▶ Task material
----
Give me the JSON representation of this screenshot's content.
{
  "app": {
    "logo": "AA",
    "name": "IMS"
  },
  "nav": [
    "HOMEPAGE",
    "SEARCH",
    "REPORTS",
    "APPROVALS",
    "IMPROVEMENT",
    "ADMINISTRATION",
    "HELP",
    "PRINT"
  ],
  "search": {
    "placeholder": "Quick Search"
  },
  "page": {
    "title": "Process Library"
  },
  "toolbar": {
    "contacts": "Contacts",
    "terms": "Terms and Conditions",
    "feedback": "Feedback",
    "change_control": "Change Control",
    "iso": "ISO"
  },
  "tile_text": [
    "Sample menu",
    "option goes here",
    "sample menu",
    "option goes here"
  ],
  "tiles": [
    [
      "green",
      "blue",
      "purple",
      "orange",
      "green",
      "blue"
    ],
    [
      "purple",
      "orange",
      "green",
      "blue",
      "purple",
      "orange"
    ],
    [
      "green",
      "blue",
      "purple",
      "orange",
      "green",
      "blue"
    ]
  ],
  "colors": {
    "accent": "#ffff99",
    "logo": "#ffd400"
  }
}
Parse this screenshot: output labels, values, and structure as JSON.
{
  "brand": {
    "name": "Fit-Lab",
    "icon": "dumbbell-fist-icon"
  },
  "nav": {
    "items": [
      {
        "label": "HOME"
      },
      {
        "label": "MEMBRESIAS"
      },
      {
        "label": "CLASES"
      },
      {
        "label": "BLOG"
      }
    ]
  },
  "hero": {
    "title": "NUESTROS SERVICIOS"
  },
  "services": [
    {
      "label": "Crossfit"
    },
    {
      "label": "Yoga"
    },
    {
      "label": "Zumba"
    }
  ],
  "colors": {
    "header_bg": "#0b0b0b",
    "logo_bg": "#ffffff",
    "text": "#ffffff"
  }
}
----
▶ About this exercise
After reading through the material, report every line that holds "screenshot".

▶ Answer box
Give me the JSON representation of this screenshot's content.
Parse this screenshot: output labels, values, and structure as JSON.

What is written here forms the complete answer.